So, Beowulf is a solid piece of entertainment, then, if hardly earth-shattering, but as a cinemagoing experience it is often breathtaking. Alongside its regular release Beowulf is being presented in 3-D, and when I saw the film – in its IMAX format – it struck me as the most impressive use of the technology yet. There's a genuine depth and lushness to the film's visuals, with Zemeckis taking every opportunity to hurtle his camera this way and that, and to pull the audience right into the spectacle. It's not quite the flawless, completely immersive experience the filmmakers may have been striving for – the images tend towards a slight blurriness at times, and the intensity of it left me with a slight headache – but it remains a hugely accomplished technical feat.

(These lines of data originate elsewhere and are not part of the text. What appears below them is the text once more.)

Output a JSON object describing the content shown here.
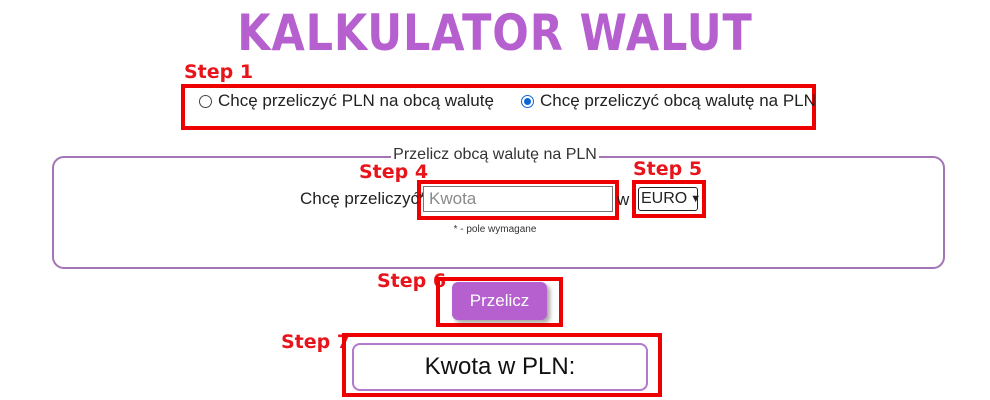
{
  "page": {
    "title": "KALKULATOR WALUT"
  },
  "steps": [
    "Step 1",
    "Step 4",
    "Step 5",
    "Step 6",
    "Step 7"
  ],
  "direction": {
    "options": [
      {
        "label": "Chcę przeliczyć PLN na obcą walutę",
        "selected": false
      },
      {
        "label": "Chcę przeliczyć obcą walutę na PLN",
        "selected": true
      }
    ]
  },
  "form": {
    "legend": "Przelicz obcą walutę na PLN",
    "amount_label": "Chcę przeliczyć*",
    "amount_value": "",
    "amount_placeholder": "Kwota",
    "in_label": "w",
    "currency_selected": "EURO",
    "required_note": "* - pole wymagane"
  },
  "convert_button": {
    "label": "Przelicz"
  },
  "result": {
    "label": "Kwota w PLN:"
  },
  "colors": {
    "accent": "#b65fcf",
    "annotation": "#ee0000",
    "radio_selected": "#0a66d6"
  }
}
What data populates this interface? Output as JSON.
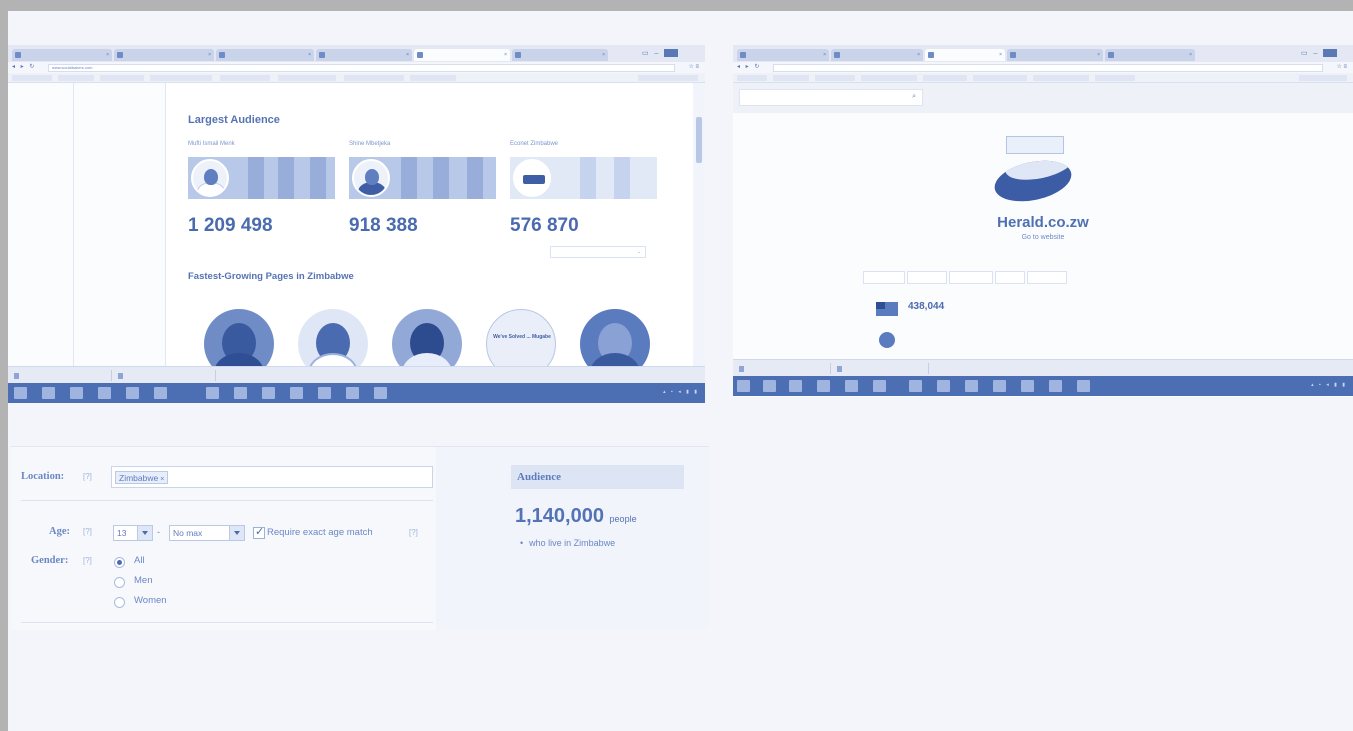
{
  "window1": {
    "tabs": [
      "",
      "",
      "",
      "",
      "",
      ""
    ],
    "url": "www.socialbakers.com",
    "sidebar_items": [
      {
        "label": "",
        "count": ""
      },
      {
        "label": "",
        "count": ""
      },
      {
        "label": "",
        "count": ""
      }
    ],
    "largest_audience_title": "Largest Audience",
    "cards": [
      {
        "name": "Mufti Ismail Menk",
        "fans_label": "",
        "fans": "1 209 498"
      },
      {
        "name": "Shine Mbetjeka",
        "fans_label": "",
        "fans": "918 388"
      },
      {
        "name": "Econet Zimbabwe",
        "fans_label": "",
        "fans": "576 870"
      }
    ],
    "fastest_growing_title": "Fastest-Growing Pages in Zimbabwe",
    "dropdown_label": "",
    "poster_text": "We've Solved ... Mugabe",
    "downloads": [
      "",
      ""
    ],
    "show_all": ""
  },
  "window2": {
    "search_value": "",
    "site_title": "Herald.co.zw",
    "goto_link": "Go to website",
    "tagline": "",
    "tabs": [
      "",
      "",
      "",
      "",
      ""
    ],
    "global_rank": "438,044",
    "global_rank_label": "",
    "country_rank": "",
    "country_rank_label": "",
    "metrics": [
      {
        "label": "",
        "value": ""
      },
      {
        "label": "",
        "value": ""
      },
      {
        "label": "",
        "value": ""
      },
      {
        "label": "",
        "value": ""
      }
    ],
    "downloads": [
      "",
      ""
    ],
    "show_all": ""
  },
  "facebook": {
    "location_label": "Location:",
    "help": "[?]",
    "location_token": "Zimbabwe",
    "age_label": "Age:",
    "age_min": "13",
    "age_max": "No max",
    "dash": "-",
    "exact_age_label": "Require exact age match",
    "gender_label": "Gender:",
    "gender_options": [
      "All",
      "Men",
      "Women"
    ],
    "gender_selected": "All",
    "audience_title": "Audience",
    "audience_count": "1,140,000",
    "audience_unit": "people",
    "audience_desc": "who live in Zimbabwe"
  },
  "colors": {
    "tint": "#3f62a8",
    "background": "#b3b3b3",
    "taskbar": "#4c6eb3"
  }
}
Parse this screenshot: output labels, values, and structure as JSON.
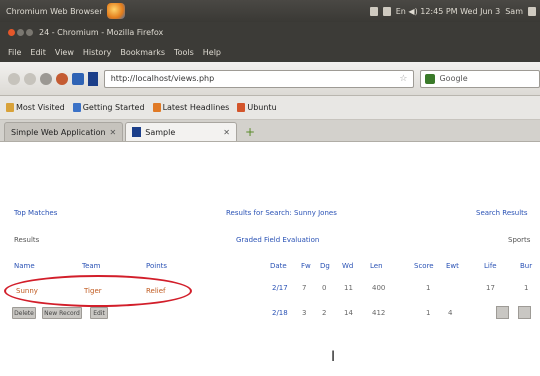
{
  "panel": {
    "app_name": "Chromium Web Browser",
    "tray_text": "En  ◀)  12:45 PM  Wed Jun 3",
    "user": "Sam"
  },
  "window": {
    "title": "24 - Chromium - Mozilla Firefox"
  },
  "menu": [
    "File",
    "Edit",
    "View",
    "History",
    "Bookmarks",
    "Tools",
    "Help"
  ],
  "nav": {
    "url": "http://localhost/views.php",
    "search_placeholder": "Google"
  },
  "bookmarks": [
    {
      "label": "Most Visited",
      "color": "#d8a23a"
    },
    {
      "label": "Getting Started",
      "color": "#3b72c7"
    },
    {
      "label": "Latest Headlines",
      "color": "#e07a26"
    },
    {
      "label": "Ubuntu",
      "color": "#d3552b"
    }
  ],
  "tabs": [
    {
      "label": "Simple Web Application",
      "active": false
    },
    {
      "label": "Sample",
      "active": true
    }
  ],
  "page": {
    "top_left_link": "Top Matches",
    "top_center_text": "Results for Search: Sunny Jones",
    "top_right_link": "Search Results",
    "subheader_left": "Results",
    "subheader_center": "Graded Field Evaluation",
    "subheader_right": "Sports",
    "left_headers": [
      "Name",
      "Team",
      "Points"
    ],
    "left_row": [
      "Sunny",
      "Tiger",
      "Relief"
    ],
    "left_buttons": [
      "Delete",
      "New Record",
      "Edit"
    ],
    "right_headers": [
      "Date",
      "Fw",
      "Dg",
      "Wd",
      "Len",
      "Score",
      "Ewt",
      "Life",
      "Bur"
    ],
    "right_rows": [
      [
        "2/17",
        "7",
        "0",
        "11",
        "400",
        "1",
        "",
        "17",
        "1"
      ],
      [
        "2/18",
        "3",
        "2",
        "14",
        "412",
        "1",
        "4",
        "",
        ""
      ]
    ]
  }
}
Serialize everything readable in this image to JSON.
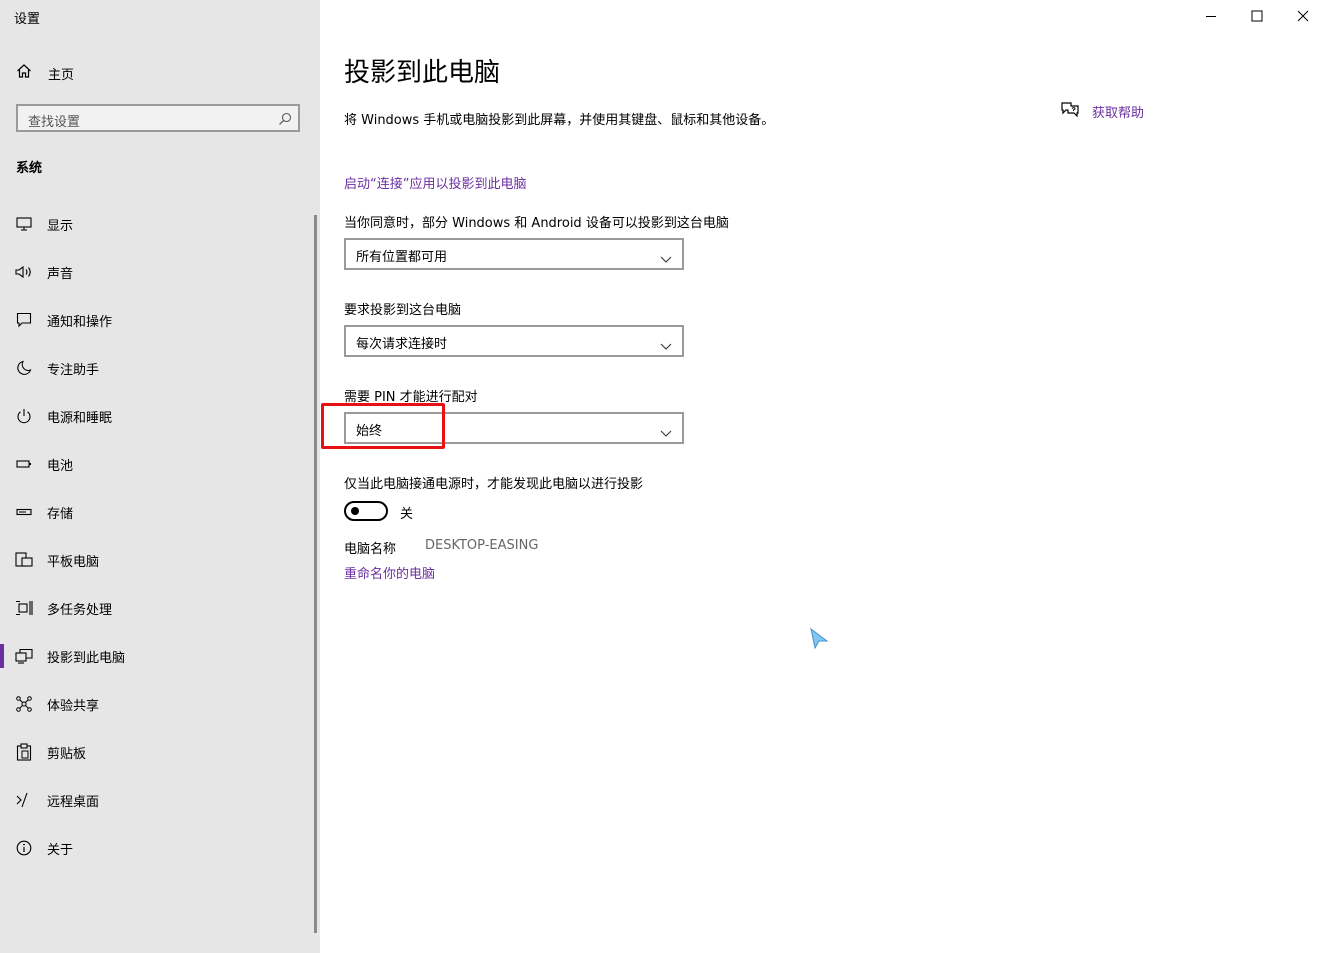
{
  "app": {
    "title": "设置"
  },
  "window_controls": {
    "minimize_icon": "minimize-icon",
    "maximize_icon": "maximize-icon",
    "close_icon": "close-icon"
  },
  "sidebar": {
    "home_label": "主页",
    "search_placeholder": "查找设置",
    "section_title": "系统",
    "items": [
      {
        "label": "显示",
        "icon": "monitor-icon"
      },
      {
        "label": "声音",
        "icon": "speaker-icon"
      },
      {
        "label": "通知和操作",
        "icon": "notification-icon"
      },
      {
        "label": "专注助手",
        "icon": "moon-icon"
      },
      {
        "label": "电源和睡眠",
        "icon": "power-icon"
      },
      {
        "label": "电池",
        "icon": "battery-icon"
      },
      {
        "label": "存储",
        "icon": "storage-icon"
      },
      {
        "label": "平板电脑",
        "icon": "tablet-icon"
      },
      {
        "label": "多任务处理",
        "icon": "multitask-icon"
      },
      {
        "label": "投影到此电脑",
        "icon": "project-icon",
        "active": true
      },
      {
        "label": "体验共享",
        "icon": "share-icon"
      },
      {
        "label": "剪贴板",
        "icon": "clipboard-icon"
      },
      {
        "label": "远程桌面",
        "icon": "remote-desktop-icon"
      },
      {
        "label": "关于",
        "icon": "info-icon"
      }
    ]
  },
  "main": {
    "title": "投影到此电脑",
    "description": "将 Windows 手机或电脑投影到此屏幕，并使用其键盘、鼠标和其他设备。",
    "connect_link": "启动“连接”应用以投影到此电脑",
    "availability": {
      "label": "当你同意时，部分 Windows 和 Android 设备可以投影到这台电脑",
      "value": "所有位置都可用"
    },
    "request": {
      "label": "要求投影到这台电脑",
      "value": "每次请求连接时"
    },
    "pin": {
      "label": "需要 PIN 才能进行配对",
      "value": "始终"
    },
    "power_only": {
      "label": "仅当此电脑接通电源时，才能发现此电脑以进行投影",
      "state": "关"
    },
    "pc_name": {
      "label": "电脑名称",
      "value": "DESKTOP-EASING"
    },
    "rename_link": "重命名你的电脑",
    "help": {
      "label": "获取帮助",
      "icon": "chat-help-icon"
    }
  },
  "colors": {
    "accent": "#6b2fa0",
    "highlight": "#e81010",
    "sidebar_bg": "#e6e6e6"
  }
}
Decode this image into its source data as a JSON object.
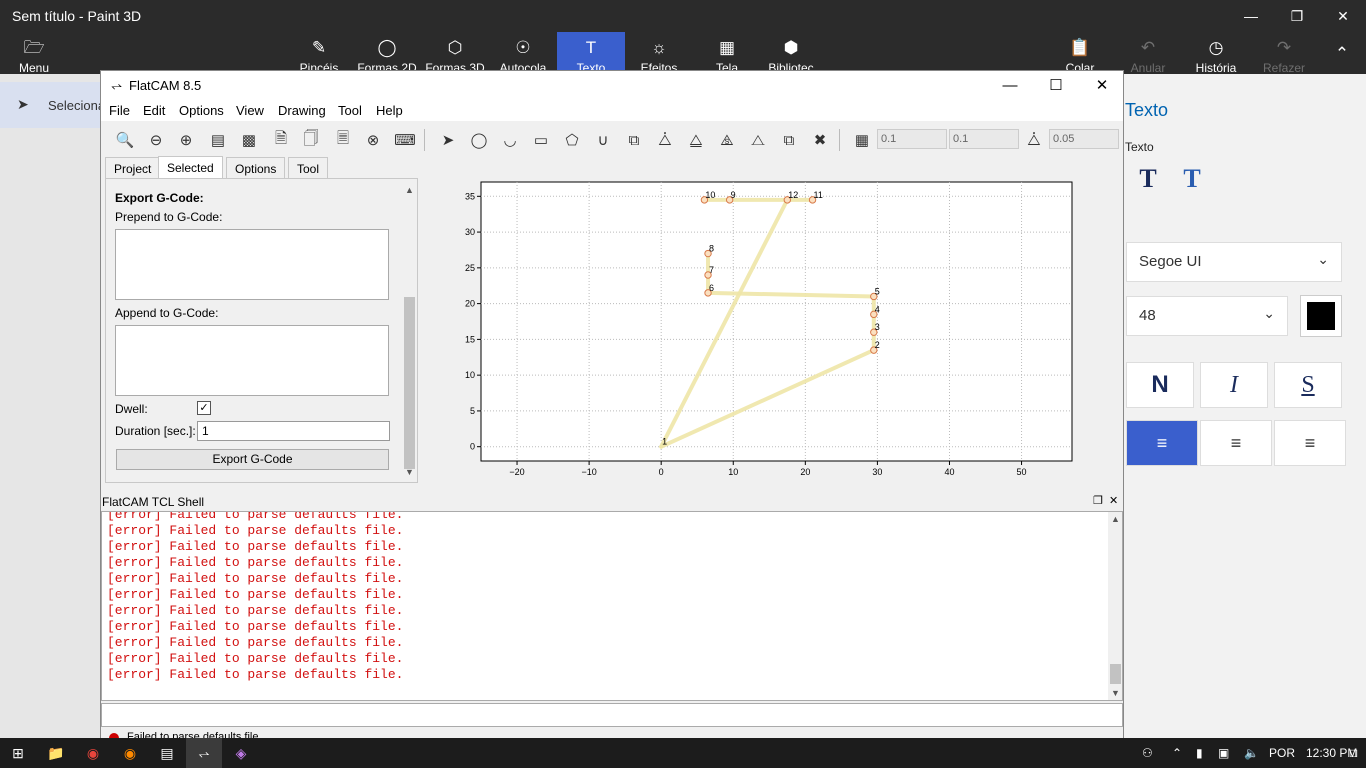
{
  "paint3d": {
    "title": "Sem título - Paint 3D",
    "ribbon": {
      "menu": "Menu",
      "tools": [
        {
          "label": "Pincéis",
          "icon": "brush-icon"
        },
        {
          "label": "Formas 2D",
          "icon": "shapes-2d-icon"
        },
        {
          "label": "Formas 3D",
          "icon": "shapes-3d-icon"
        },
        {
          "label": "Autocola",
          "icon": "stickers-icon"
        },
        {
          "label": "Texto",
          "icon": "text-icon"
        },
        {
          "label": "Efeitos",
          "icon": "effects-icon"
        },
        {
          "label": "Tela",
          "icon": "canvas-icon"
        },
        {
          "label": "Bibliotec",
          "icon": "library-icon"
        }
      ],
      "colar": "Colar",
      "anular": "Anular",
      "historia": "História",
      "refazer": "Refazer"
    },
    "select_label": "Seleciona",
    "right_panel": {
      "title": "Texto",
      "subtitle": "Texto",
      "font": "Segoe UI",
      "size": "48",
      "color": "#000000",
      "styles": [
        "N",
        "I",
        "S"
      ]
    }
  },
  "flatcam": {
    "title": "FlatCAM 8.5",
    "menu": [
      "File",
      "Edit",
      "Options",
      "View",
      "Drawing",
      "Tool",
      "Help"
    ],
    "toolbar_inputs": [
      "0.1",
      "0.1",
      "0.05"
    ],
    "tabs": [
      "Project",
      "Selected",
      "Options",
      "Tool"
    ],
    "panel": {
      "section_title": "Export G-Code:",
      "prepend_label": "Prepend to G-Code:",
      "append_label": "Append to G-Code:",
      "dwell_label": "Dwell:",
      "dwell_checked": true,
      "duration_label": "Duration [sec.]:",
      "duration_value": "1",
      "export_button": "Export G-Code"
    },
    "shell": {
      "title": "FlatCAM TCL Shell",
      "lines": [
        "[error] Failed to parse defaults file.",
        "[error] Failed to parse defaults file.",
        "[error] Failed to parse defaults file.",
        "[error] Failed to parse defaults file.",
        "[error] Failed to parse defaults file.",
        "[error] Failed to parse defaults file.",
        "[error] Failed to parse defaults file.",
        "[error] Failed to parse defaults file.",
        "[error] Failed to parse defaults file.",
        "[error] Failed to parse defaults file.",
        "[error] Failed to parse defaults file."
      ]
    },
    "status": "Failed to parse defaults file."
  },
  "chart_data": {
    "type": "line",
    "xlim": [
      -25,
      57
    ],
    "ylim": [
      -2,
      37
    ],
    "x_ticks": [
      -20,
      -10,
      0,
      10,
      20,
      30,
      40,
      50
    ],
    "y_ticks": [
      0,
      5,
      10,
      15,
      20,
      25,
      30,
      35
    ],
    "grid": true,
    "path": [
      {
        "label": "1",
        "x": 0,
        "y": 0
      },
      {
        "label": "2",
        "x": 29.5,
        "y": 13.5
      },
      {
        "label": "3",
        "x": 29.5,
        "y": 16
      },
      {
        "label": "4",
        "x": 29.5,
        "y": 18.5
      },
      {
        "label": "5",
        "x": 29.5,
        "y": 21
      },
      {
        "label": "6",
        "x": 6.5,
        "y": 21.5
      },
      {
        "label": "7",
        "x": 6.5,
        "y": 24
      },
      {
        "label": "8",
        "x": 6.5,
        "y": 27
      },
      {
        "label": "9",
        "x": 9.5,
        "y": 34.5
      },
      {
        "label": "10",
        "x": 6,
        "y": 34.5
      },
      {
        "label": "11",
        "x": 21,
        "y": 34.5
      },
      {
        "label": "12",
        "x": 17.5,
        "y": 34.5
      }
    ],
    "connections": [
      [
        1,
        2
      ],
      [
        2,
        3
      ],
      [
        3,
        4
      ],
      [
        4,
        5
      ],
      [
        5,
        6
      ],
      [
        6,
        7
      ],
      [
        7,
        8
      ],
      [
        1,
        12
      ],
      [
        10,
        9
      ],
      [
        9,
        12
      ],
      [
        12,
        11
      ]
    ]
  },
  "taskbar": {
    "language": "POR",
    "time": "12:30 PM"
  }
}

Will Beowulf be as impressive in a standard, 2-D cinema? I doubt it, but the question is moot. This is a film made to be seen in 3-D on the biggest screen you can find, a film to indulge in and to enjoy for what it is. The motion-capture still struggles to register subtle emotions, and its eye work is still hit-and-miss (which there's really no excuse for, when you think of the depth of feeling displayed in something like Peter Jackson's King Kong); but such nit-picking seems churlish when held against the overall experience the film offers, particularly in the final twenty minutes when it delivers a ridiculously exciting climax. After decades of failed attempts, today's filmmakers are finally finding the technology to make 3-D a viable cinematic tool, and with more directors dipping a toe in these uncharted waters – including James Cameron, whose forthcoming Avatar will be released solely in 3-D – the possibilities are fascinating. Beowulf is a grand slice of blockbuster entertainment, but the most exciting thing about it may be the future it heralds for cinema itself.